_TO DO:_
Would you write out all of the records that follow, exactly as they stand?

[App and web page records]
┏━━
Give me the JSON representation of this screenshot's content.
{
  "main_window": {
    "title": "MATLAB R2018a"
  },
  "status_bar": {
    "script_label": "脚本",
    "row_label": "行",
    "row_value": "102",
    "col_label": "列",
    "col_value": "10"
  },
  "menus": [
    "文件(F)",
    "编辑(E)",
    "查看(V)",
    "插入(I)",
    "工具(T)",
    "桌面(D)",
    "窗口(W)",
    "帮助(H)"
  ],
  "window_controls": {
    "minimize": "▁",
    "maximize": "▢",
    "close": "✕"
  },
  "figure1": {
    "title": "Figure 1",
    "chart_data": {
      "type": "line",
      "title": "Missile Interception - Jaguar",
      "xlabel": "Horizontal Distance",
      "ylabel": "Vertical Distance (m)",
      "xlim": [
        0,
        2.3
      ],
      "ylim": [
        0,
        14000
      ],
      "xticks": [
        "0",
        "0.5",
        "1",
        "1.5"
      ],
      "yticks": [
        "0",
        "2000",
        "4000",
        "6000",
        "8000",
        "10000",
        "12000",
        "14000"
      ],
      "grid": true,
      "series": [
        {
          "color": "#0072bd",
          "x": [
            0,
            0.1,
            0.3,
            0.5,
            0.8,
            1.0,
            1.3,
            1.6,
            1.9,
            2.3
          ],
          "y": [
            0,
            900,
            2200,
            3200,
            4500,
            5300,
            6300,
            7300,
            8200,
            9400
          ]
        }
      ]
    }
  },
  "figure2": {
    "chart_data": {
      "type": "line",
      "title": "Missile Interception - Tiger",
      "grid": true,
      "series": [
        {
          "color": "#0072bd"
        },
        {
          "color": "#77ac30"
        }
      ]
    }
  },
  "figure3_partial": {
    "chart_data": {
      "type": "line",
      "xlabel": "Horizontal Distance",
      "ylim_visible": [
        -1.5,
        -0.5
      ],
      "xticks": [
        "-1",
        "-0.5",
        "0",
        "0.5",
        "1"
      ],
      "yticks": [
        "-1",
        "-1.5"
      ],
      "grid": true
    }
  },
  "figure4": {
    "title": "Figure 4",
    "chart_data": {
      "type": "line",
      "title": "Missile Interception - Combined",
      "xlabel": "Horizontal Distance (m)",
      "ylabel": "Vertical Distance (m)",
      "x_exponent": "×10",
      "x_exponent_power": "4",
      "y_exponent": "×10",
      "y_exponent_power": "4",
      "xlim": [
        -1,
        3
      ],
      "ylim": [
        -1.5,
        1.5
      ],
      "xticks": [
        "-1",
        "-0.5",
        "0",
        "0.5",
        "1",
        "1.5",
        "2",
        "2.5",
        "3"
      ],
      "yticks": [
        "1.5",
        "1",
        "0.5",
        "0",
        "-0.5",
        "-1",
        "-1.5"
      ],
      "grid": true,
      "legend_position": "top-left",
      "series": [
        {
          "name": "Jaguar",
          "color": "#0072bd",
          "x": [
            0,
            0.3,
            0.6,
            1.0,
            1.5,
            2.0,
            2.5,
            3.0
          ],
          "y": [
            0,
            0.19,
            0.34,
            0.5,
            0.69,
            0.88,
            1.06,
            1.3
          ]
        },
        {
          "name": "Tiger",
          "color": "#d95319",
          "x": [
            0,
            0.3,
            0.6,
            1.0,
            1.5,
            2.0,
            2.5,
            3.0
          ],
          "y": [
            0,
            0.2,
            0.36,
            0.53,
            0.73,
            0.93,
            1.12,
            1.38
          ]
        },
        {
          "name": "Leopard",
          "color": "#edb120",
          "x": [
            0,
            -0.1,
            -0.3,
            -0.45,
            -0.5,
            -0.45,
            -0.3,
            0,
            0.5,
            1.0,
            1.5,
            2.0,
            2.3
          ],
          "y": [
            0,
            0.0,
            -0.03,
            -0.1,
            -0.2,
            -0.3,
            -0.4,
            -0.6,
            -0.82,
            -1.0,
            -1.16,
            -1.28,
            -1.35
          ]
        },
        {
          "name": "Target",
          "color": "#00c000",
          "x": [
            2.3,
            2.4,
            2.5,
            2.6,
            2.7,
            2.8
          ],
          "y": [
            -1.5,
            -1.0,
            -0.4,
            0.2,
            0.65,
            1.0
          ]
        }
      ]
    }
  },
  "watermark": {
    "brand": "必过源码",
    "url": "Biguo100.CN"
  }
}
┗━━
_EXPECTED OUTPUT:_
Give me the JSON representation of this screenshot's content.
{
  "main_window": {
    "title": "MATLAB R2018a"
  },
  "status_bar": {
    "script_label": "脚本",
    "row_label": "行",
    "row_value": "102",
    "col_label": "列",
    "col_value": "10"
  },
  "menus": [
    "文件(F)",
    "编辑(E)",
    "查看(V)",
    "插入(I)",
    "工具(T)",
    "桌面(D)",
    "窗口(W)",
    "帮助(H)"
  ],
  "window_controls": {
    "minimize": "▁",
    "maximize": "▢",
    "close": "✕"
  },
  "figure1": {
    "title": "Figure 1",
    "chart_data": {
      "type": "line",
      "title": "Missile Interception - Jaguar",
      "xlabel": "Horizontal Distance",
      "ylabel": "Vertical Distance (m)",
      "xlim": [
        0,
        2.3
      ],
      "ylim": [
        0,
        14000
      ],
      "xticks": [
        "0",
        "0.5",
        "1",
        "1.5"
      ],
      "yticks": [
        "0",
        "2000",
        "4000",
        "6000",
        "8000",
        "10000",
        "12000",
        "14000"
      ],
      "grid": true,
      "series": [
        {
          "color": "#0072bd",
          "x": [
            0,
            0.1,
            0.3,
            0.5,
            0.8,
            1.0,
            1.3,
            1.6,
            1.9,
            2.3
          ],
          "y": [
            0,
            900,
            2200,
            3200,
            4500,
            5300,
            6300,
            7300,
            8200,
            9400
          ]
        }
      ]
    }
  },
  "figure2": {
    "chart_data": {
      "type": "line",
      "title": "Missile Interception - Tiger",
      "grid": true,
      "series": [
        {
          "color": "#0072bd"
        },
        {
          "color": "#77ac30"
        }
      ]
    }
  },
  "figure3_partial": {
    "chart_data": {
      "type": "line",
      "xlabel": "Horizontal Distance",
      "ylim_visible": [
        -1.5,
        -0.5
      ],
      "xticks": [
        "-1",
        "-0.5",
        "0",
        "0.5",
        "1"
      ],
      "yticks": [
        "-1",
        "-1.5"
      ],
      "grid": true
    }
  },
  "figure4": {
    "title": "Figure 4",
    "chart_data": {
      "type": "line",
      "title": "Missile Interception - Combined",
      "xlabel": "Horizontal Distance (m)",
      "ylabel": "Vertical Distance (m)",
      "x_exponent": "×10",
      "x_exponent_power": "4",
      "y_exponent": "×10",
      "y_exponent_power": "4",
      "xlim": [
        -1,
        3
      ],
      "ylim": [
        -1.5,
        1.5
      ],
      "xticks": [
        "-1",
        "-0.5",
        "0",
        "0.5",
        "1",
        "1.5",
        "2",
        "2.5",
        "3"
      ],
      "yticks": [
        "1.5",
        "1",
        "0.5",
        "0",
        "-0.5",
        "-1",
        "-1.5"
      ],
      "grid": true,
      "legend_position": "top-left",
      "series": [
        {
          "name": "Jaguar",
          "color": "#0072bd",
          "x": [
            0,
            0.3,
            0.6,
            1.0,
            1.5,
            2.0,
            2.5,
            3.0
          ],
          "y": [
            0,
            0.19,
            0.34,
            0.5,
            0.69,
            0.88,
            1.06,
            1.3
          ]
        },
        {
          "name": "Tiger",
          "color": "#d95319",
          "x": [
            0,
            0.3,
            0.6,
            1.0,
            1.5,
            2.0,
            2.5,
            3.0
          ],
          "y": [
            0,
            0.2,
            0.36,
            0.53,
            0.73,
            0.93,
            1.12,
            1.38
          ]
        },
        {
          "name": "Leopard",
          "color": "#edb120",
          "x": [
            0,
            -0.1,
            -0.3,
            -0.45,
            -0.5,
            -0.45,
            -0.3,
            0,
            0.5,
            1.0,
            1.5,
            2.0,
            2.3
          ],
          "y": [
            0,
            0.0,
            -0.03,
            -0.1,
            -0.2,
            -0.3,
            -0.4,
            -0.6,
            -0.82,
            -1.0,
            -1.16,
            -1.28,
            -1.35
          ]
        },
        {
          "name": "Target",
          "color": "#00c000",
          "x": [
            2.3,
            2.4,
            2.5,
            2.6,
            2.7,
            2.8
          ],
          "y": [
            -1.5,
            -1.0,
            -0.4,
            0.2,
            0.65,
            1.0
          ]
        }
      ]
    }
  },
  "watermark": {
    "brand": "必过源码",
    "url": "Biguo100.CN"
  }
}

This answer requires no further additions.